It could be noticed that in this case the feeling of being part of a community (a religious one) can be decisive for the result of audience development activity. But it's worth to reflect about the close bond between community's features and potential activity that can be deployed by archives. But some points developed within this framework could be confirmed as "key stone" of an engaging plan.
The Angus Library and Archives organizes "taster" sessions of archive. During this sessions the staff try to solve some issue and win some challenges directly tied to the relationship between non-public and archives. Design a plan to solve these issues is a vital turning point to elaborate an audience development plan specifically related to the archives.
Beyond the Atlantic Ocean it's possible to point a large list of experiments and activities, big and small, carried out by local archives that are very interesting in order to reflect about archives possible public and activity aimed to reach it.
Two public libraries in Mississippi have implemented flourishing outreach and engaging programs that connect the archives to both local youth and their communities. The programs— Tales from the Crypt in Columbus and Headstone Stories in Indianola —can serve as models for establishing a similar program in a community.
The pattern of this activity is focus about heritage, ancestors and introduction to research activity for young students.
In 1991, history a teacher, Carl Butler, started the Tales from the Crypt program at the Mississippi School for Math and Science (MSMS) in Columbus. Fifty to sixty high school juniors participate in this activity; each participant must research an individual buried in the local graveyard.
Armed with their assigned individuals, students investigate via local court case documents, newspapers, family histories, and manuscript collections available at the Local History Department (LHD) in the Columbus-Lowndes Public Library (CLPL). After five months of conducting research, the students write 10- to 20-page papers on the lives of their residents from long ago. During this process, they learn how to cite sources, decipher between primary and secondary sources, and much more. Following completion of their papers, 12 students are chosen to create vignettes on their researched individuals or someone associated with those people. In order to overcome the issues about staff and document's access the activity foreseen some tools.
The staff give students several tools to help them work as independently as possible. At the beginning of the fall semester, students receive two important items: a pathfinder and a library card. The pathfinder includes a list of the major resources in archives and libraries involved, such as marriage records, microfilm, and manuscript collections.
This introduction to archival tools, like an inventory, a pathfinder, a guide, is a crucial passage in order to introduce the value of an archive into a young mind. Due to this introduction, well tied to a school activity, the presence of archival institutions among the heritage place landscape could finally emerge. The tools involved in this interesting Mississipi Archives activity give a description of each resource, its location, and a guide to citing the resource. Students also receive a library card, giving them remote access to the online database HeritageQuest. This allows them to continue their research from their dorm rooms beyond library operating hours, another way to bypass a characteristic limitation of archival activity.

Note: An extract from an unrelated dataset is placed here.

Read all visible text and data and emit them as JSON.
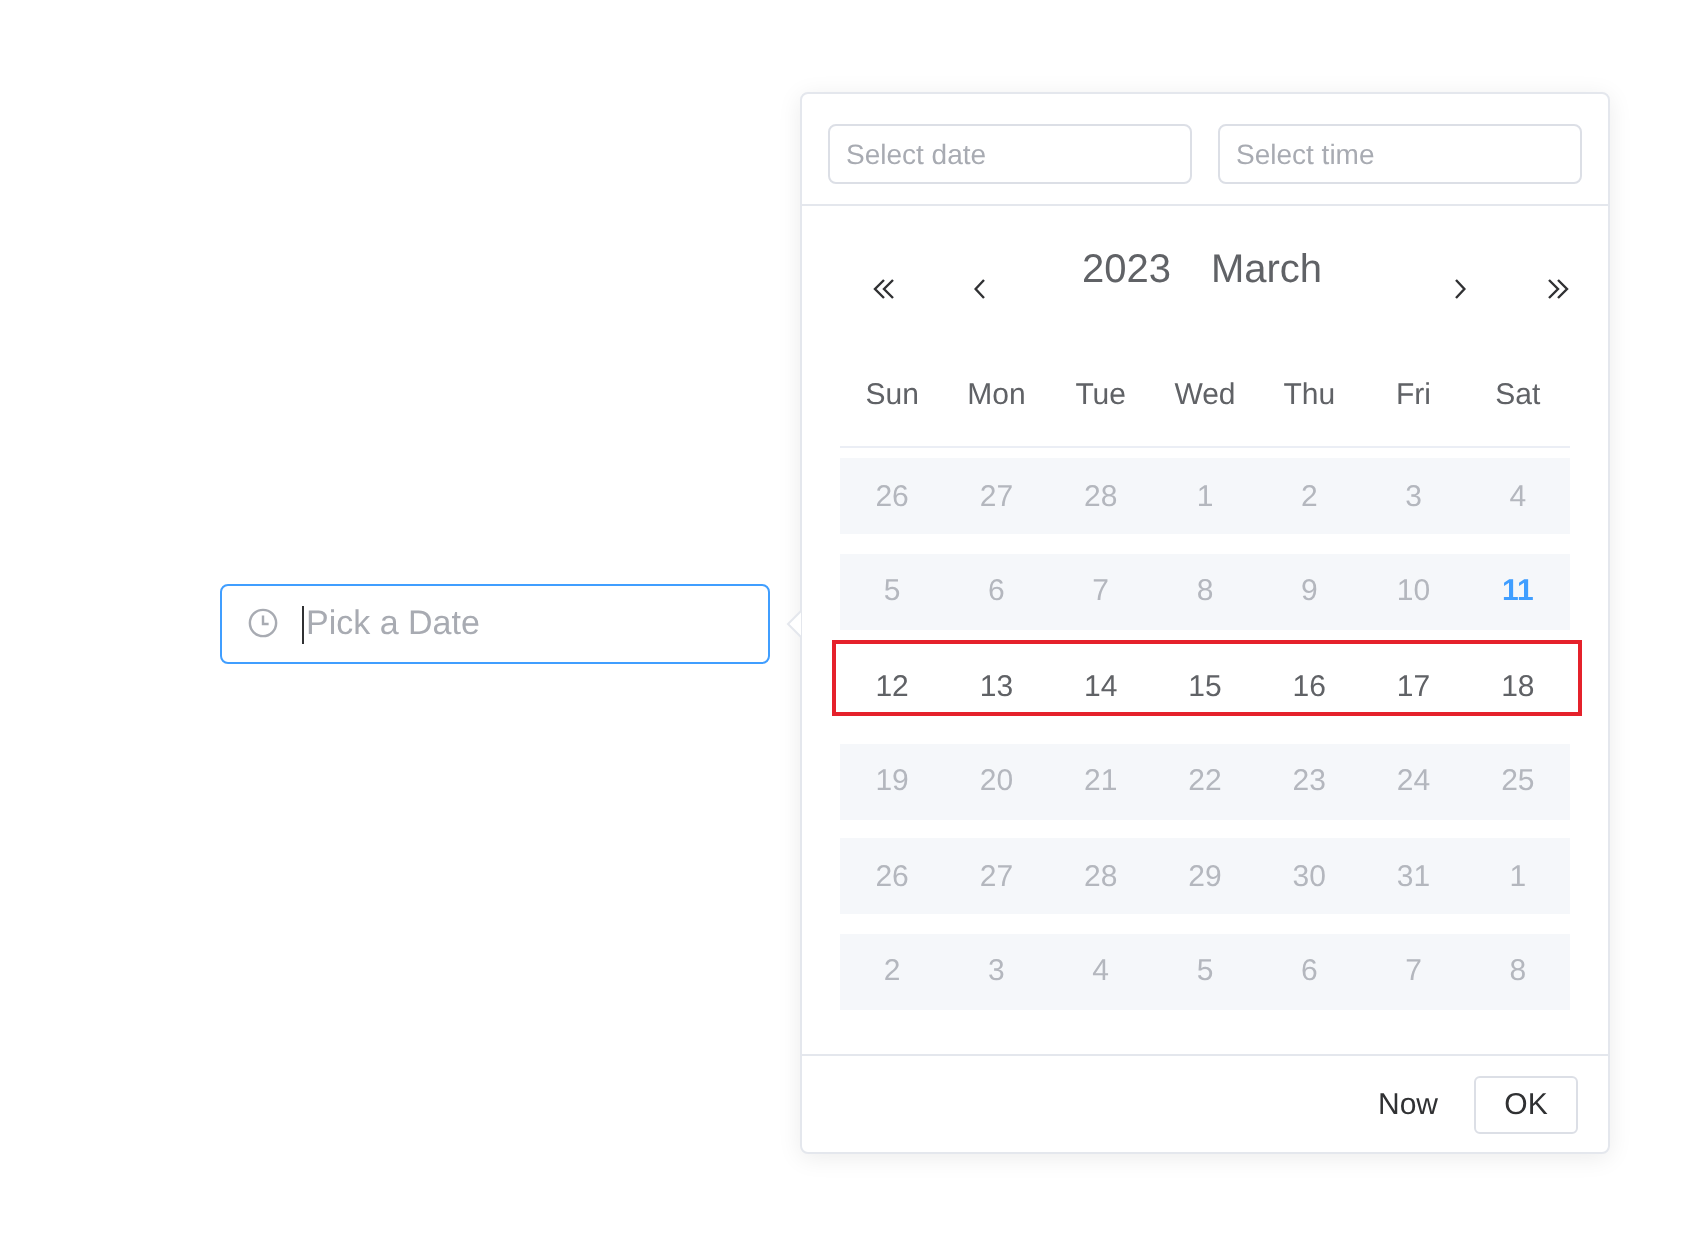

Every year, the local newspapers— The Commercial Dispatch and The Packet— write articles about the "research" and this small media support aids the spreading of the activity and its audience development value.
So it's possible to state that community with a specific feature bonded to a specific archive could be more easily involved into that archive's activity. This feature could be related to a place or to an event (a public park, a memory monument, a specific neighbor, a minority, a shared struggle for rights), but is important that the audience development strategy is well focused about this specific topic, in order to escape the shadowy framework of activity generally related to the "history" and to an undistinguished "past". Also it's possible to obtain precious information about the role of the school system and the alluring prospective to lead the students in a practical activity actually related to their own past.
 Archival Outlook, May/June, 2012, p. 27.